## Source material
━━━━━━

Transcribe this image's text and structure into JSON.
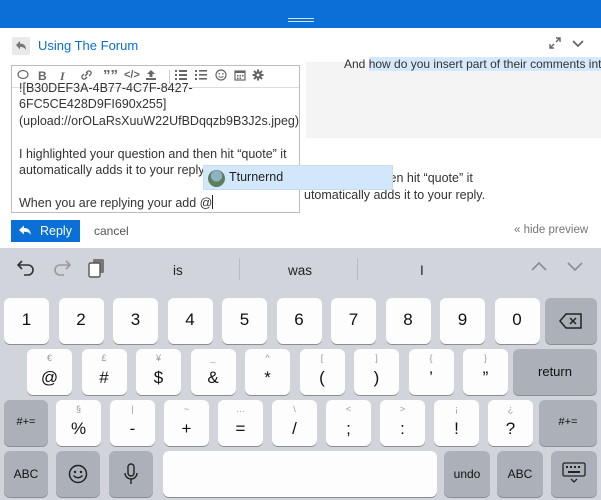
{
  "composer": {
    "topic_title": "Using The Forum",
    "editor_lines": [
      "![B30DEF3A-4B77-4C7F-8427-",
      "6FC5CE428D9FI690x255]",
      "(upload://orOLaRsXuuW22UfBDqqzb9B3J2s.jpeg)",
      "",
      "I highlighted your question and then hit “quote” it",
      "automatically adds it to your reply.",
      "",
      "When you are replying your add @"
    ],
    "toolbar_icons": [
      "speech-bubble-icon",
      "bold-icon",
      "italic-icon",
      "link-icon",
      "quote-icon",
      "code-icon",
      "upload-icon",
      "bullet-list-icon",
      "numbered-list-icon",
      "emoji-icon",
      "calendar-icon",
      "gear-icon"
    ],
    "mention_suggestion": "Tturnernd",
    "preview": {
      "line1_plain": "And ",
      "line1_highlight": "how do you insert part of their comments into yo",
      "para_line1": "question and then hit “quote” it",
      "para_line2": "utomatically adds it to your reply."
    },
    "reply_label": "Reply",
    "cancel_label": "cancel",
    "hide_preview_label": "« hide preview"
  },
  "keyboard": {
    "suggestions": [
      "is",
      "was",
      "I"
    ],
    "row1": [
      {
        "main": "1"
      },
      {
        "main": "2"
      },
      {
        "main": "3"
      },
      {
        "main": "4"
      },
      {
        "main": "5"
      },
      {
        "main": "6"
      },
      {
        "main": "7"
      },
      {
        "main": "8"
      },
      {
        "main": "9"
      },
      {
        "main": "0"
      }
    ],
    "row2": [
      {
        "alt": "€",
        "main": "@"
      },
      {
        "alt": "£",
        "main": "#"
      },
      {
        "alt": "¥",
        "main": "$"
      },
      {
        "alt": "_",
        "main": "&"
      },
      {
        "alt": "^",
        "main": "*"
      },
      {
        "alt": "[",
        "main": "("
      },
      {
        "alt": "]",
        "main": ")"
      },
      {
        "alt": "{",
        "main": "’"
      },
      {
        "alt": "}",
        "main": "”"
      }
    ],
    "return_label": "return",
    "row3": [
      {
        "alt": "§",
        "main": "%"
      },
      {
        "alt": "|",
        "main": "-"
      },
      {
        "alt": "~",
        "main": "+"
      },
      {
        "alt": "…",
        "main": "="
      },
      {
        "alt": "\\",
        "main": "/"
      },
      {
        "alt": "<",
        "main": ";"
      },
      {
        "alt": ">",
        "main": ":"
      },
      {
        "alt": "¡",
        "main": "!"
      },
      {
        "alt": "¿",
        "main": "?"
      }
    ],
    "shift_label": "#+=",
    "abc_label": "ABC",
    "undo_label": "undo"
  }
}
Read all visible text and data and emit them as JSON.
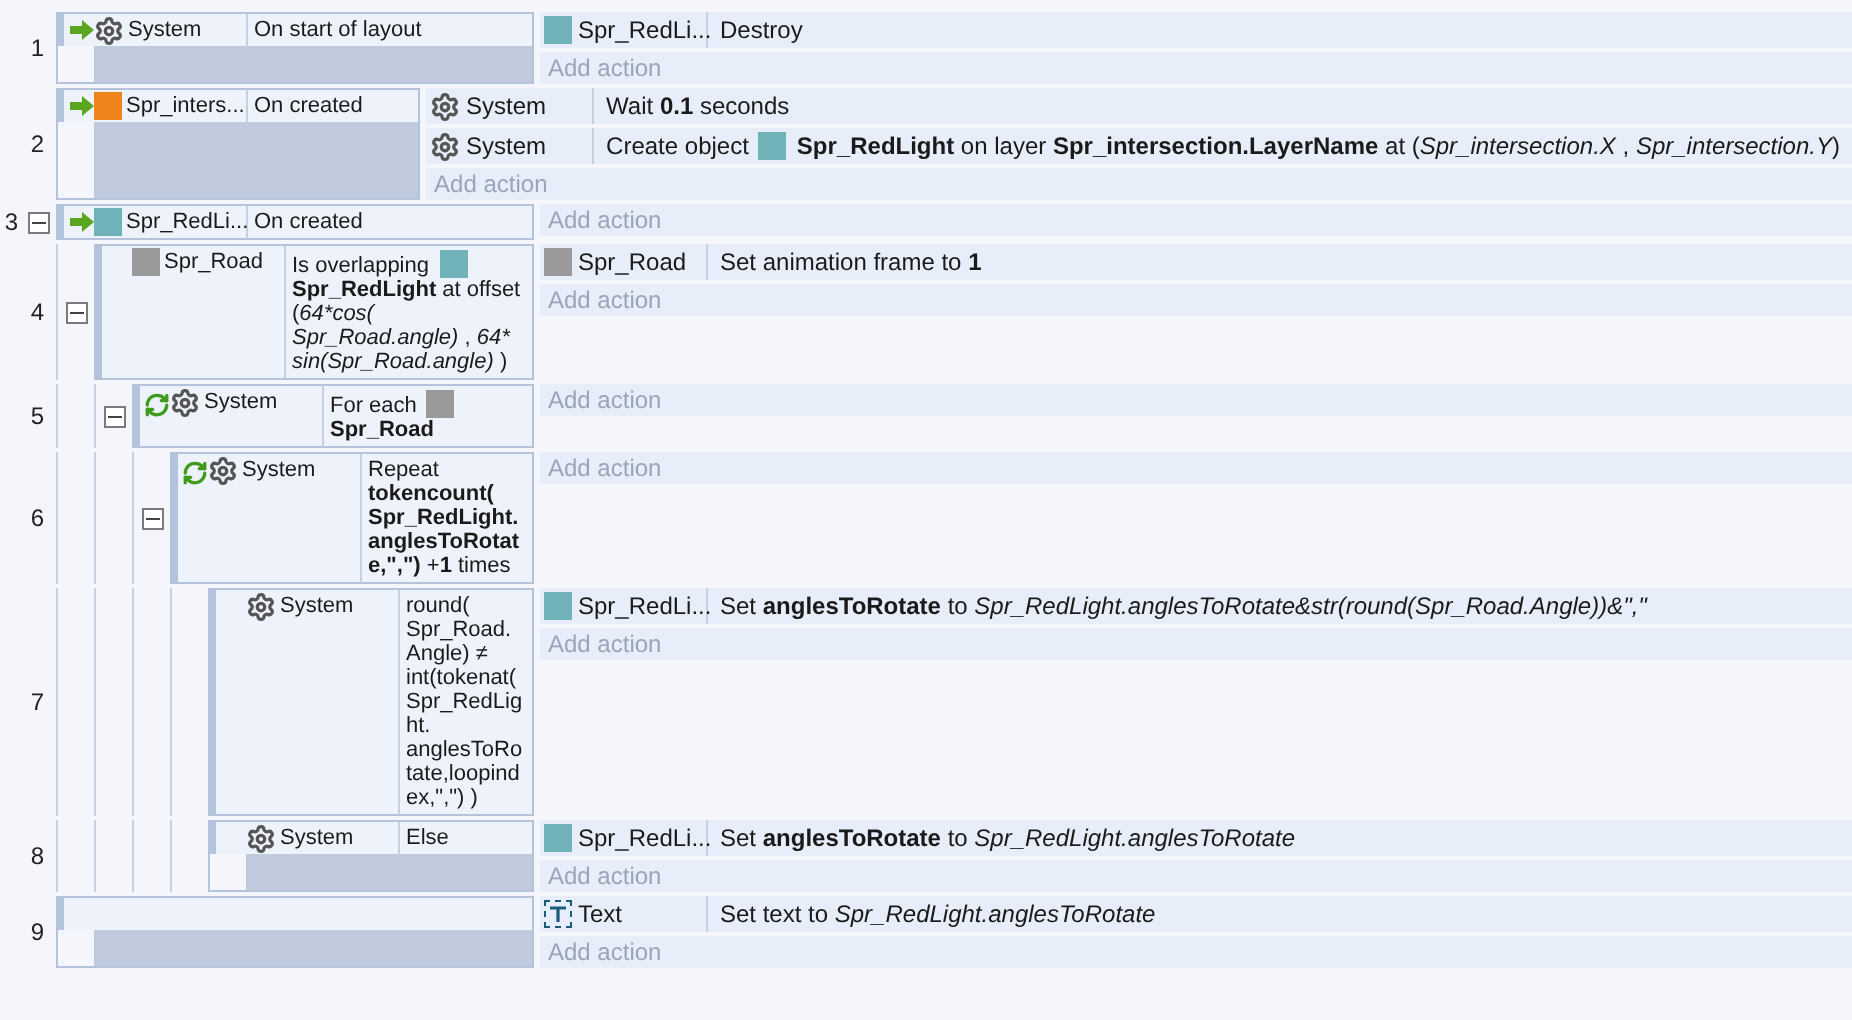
{
  "events": [
    {
      "number": "1",
      "conditions": [
        {
          "kind": "trigger",
          "object": {
            "kind": "system",
            "name": "System"
          },
          "parts": [
            {
              "kind": "text",
              "text": "On start of layout"
            }
          ]
        }
      ],
      "actions": [
        {
          "object": {
            "kind": "sprite",
            "color": "#6fb2b8",
            "name": "Spr_RedLi..."
          },
          "parts": [
            {
              "kind": "text",
              "text": "Destroy"
            }
          ]
        }
      ],
      "add_action": "Add action"
    },
    {
      "number": "2",
      "conditions": [
        {
          "kind": "trigger",
          "object": {
            "kind": "sprite",
            "color": "#f0841c",
            "name": "Spr_inters..."
          },
          "parts": [
            {
              "kind": "text",
              "text": "On created"
            }
          ]
        }
      ],
      "actions": [
        {
          "object": {
            "kind": "system",
            "name": "System"
          },
          "parts": [
            {
              "kind": "text",
              "text": "Wait "
            },
            {
              "kind": "bold",
              "text": "0.1"
            },
            {
              "kind": "text",
              "text": " seconds"
            }
          ]
        },
        {
          "object": {
            "kind": "system",
            "name": "System"
          },
          "parts": [
            {
              "kind": "text",
              "text": "Create object"
            },
            {
              "kind": "icon",
              "color": "#6fb2b8"
            },
            {
              "kind": "bold",
              "text": "Spr_RedLight"
            },
            {
              "kind": "text",
              "text": " on layer "
            },
            {
              "kind": "bold",
              "text": "Spr_intersection.LayerName"
            },
            {
              "kind": "text",
              "text": " at ("
            },
            {
              "kind": "italic",
              "text": "Spr_intersection.X"
            },
            {
              "kind": "text",
              "text": " , "
            },
            {
              "kind": "italic",
              "text": "Spr_intersection.Y"
            },
            {
              "kind": "text",
              "text": ")"
            }
          ]
        }
      ],
      "add_action": "Add action"
    },
    {
      "number": "3",
      "expanded": true,
      "conditions": [
        {
          "kind": "trigger",
          "object": {
            "kind": "sprite",
            "color": "#6fb2b8",
            "name": "Spr_RedLi..."
          },
          "parts": [
            {
              "kind": "text",
              "text": "On created"
            }
          ]
        }
      ],
      "add_action": "Add action",
      "children": [
        {
          "number": "4",
          "expanded": true,
          "conditions": [
            {
              "object": {
                "kind": "sprite",
                "color": "#9a9a9a",
                "name": "Spr_Road"
              },
              "parts": [
                {
                  "kind": "text",
                  "text": "Is overlapping"
                },
                {
                  "kind": "icon",
                  "color": "#6fb2b8"
                },
                {
                  "kind": "bold",
                  "text": "Spr_RedLight"
                },
                {
                  "kind": "text",
                  "text": " at offset ("
                },
                {
                  "kind": "italic",
                  "text": "64*cos( Spr_Road.angle)"
                },
                {
                  "kind": "text",
                  "text": " , "
                },
                {
                  "kind": "italic",
                  "text": "64* sin(Spr_Road.angle)"
                },
                {
                  "kind": "text",
                  "text": " )"
                }
              ]
            }
          ],
          "actions": [
            {
              "object": {
                "kind": "sprite",
                "color": "#9a9a9a",
                "name": "Spr_Road"
              },
              "parts": [
                {
                  "kind": "text",
                  "text": "Set animation frame to "
                },
                {
                  "kind": "bold",
                  "text": "1"
                }
              ]
            }
          ],
          "add_action": "Add action",
          "children": [
            {
              "number": "5",
              "expanded": true,
              "conditions": [
                {
                  "kind": "loop",
                  "object": {
                    "kind": "system",
                    "name": "System"
                  },
                  "parts": [
                    {
                      "kind": "text",
                      "text": "For each"
                    },
                    {
                      "kind": "icon",
                      "color": "#9a9a9a"
                    },
                    {
                      "kind": "bold",
                      "text": "Spr_Road"
                    }
                  ]
                }
              ],
              "add_action": "Add action",
              "children": [
                {
                  "number": "6",
                  "expanded": true,
                  "conditions": [
                    {
                      "kind": "loop",
                      "object": {
                        "kind": "system",
                        "name": "System"
                      },
                      "parts": [
                        {
                          "kind": "text",
                          "text": "Repeat "
                        },
                        {
                          "kind": "bold",
                          "text": "tokencount( Spr_RedLight. anglesToRotate,\",\")"
                        },
                        {
                          "kind": "text",
                          "text": " +"
                        },
                        {
                          "kind": "bold",
                          "text": "1"
                        },
                        {
                          "kind": "text",
                          "text": " times"
                        }
                      ]
                    }
                  ],
                  "add_action": "Add action",
                  "children": [
                    {
                      "number": "7",
                      "conditions": [
                        {
                          "object": {
                            "kind": "system",
                            "name": "System"
                          },
                          "parts": [
                            {
                              "kind": "text",
                              "text": "round( Spr_Road. Angle) ≠ int(tokenat( Spr_RedLight. anglesToRotate,loopindex,\",\") )"
                            }
                          ]
                        }
                      ],
                      "actions": [
                        {
                          "object": {
                            "kind": "sprite",
                            "color": "#6fb2b8",
                            "name": "Spr_RedLi..."
                          },
                          "parts": [
                            {
                              "kind": "text",
                              "text": "Set "
                            },
                            {
                              "kind": "bold",
                              "text": "anglesToRotate"
                            },
                            {
                              "kind": "text",
                              "text": " to "
                            },
                            {
                              "kind": "italic",
                              "text": "Spr_RedLight.anglesToRotate&str(round(Spr_Road.Angle))&\",\""
                            }
                          ]
                        }
                      ],
                      "add_action": "Add action"
                    },
                    {
                      "number": "8",
                      "conditions": [
                        {
                          "object": {
                            "kind": "system",
                            "name": "System"
                          },
                          "parts": [
                            {
                              "kind": "text",
                              "text": "Else"
                            }
                          ]
                        }
                      ],
                      "actions": [
                        {
                          "object": {
                            "kind": "sprite",
                            "color": "#6fb2b8",
                            "name": "Spr_RedLi..."
                          },
                          "parts": [
                            {
                              "kind": "text",
                              "text": "Set "
                            },
                            {
                              "kind": "bold",
                              "text": "anglesToRotate"
                            },
                            {
                              "kind": "text",
                              "text": " to "
                            },
                            {
                              "kind": "italic",
                              "text": "Spr_RedLight.anglesToRotate"
                            }
                          ]
                        }
                      ],
                      "add_action": "Add action"
                    }
                  ]
                }
              ]
            }
          ]
        }
      ]
    },
    {
      "number": "9",
      "actions": [
        {
          "object": {
            "kind": "text",
            "name": "Text"
          },
          "parts": [
            {
              "kind": "text",
              "text": "Set text to "
            },
            {
              "kind": "italic",
              "text": "Spr_RedLight.anglesToRotate"
            }
          ]
        }
      ],
      "add_action": "Add action"
    }
  ]
}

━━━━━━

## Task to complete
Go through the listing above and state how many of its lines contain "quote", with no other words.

## Written response
3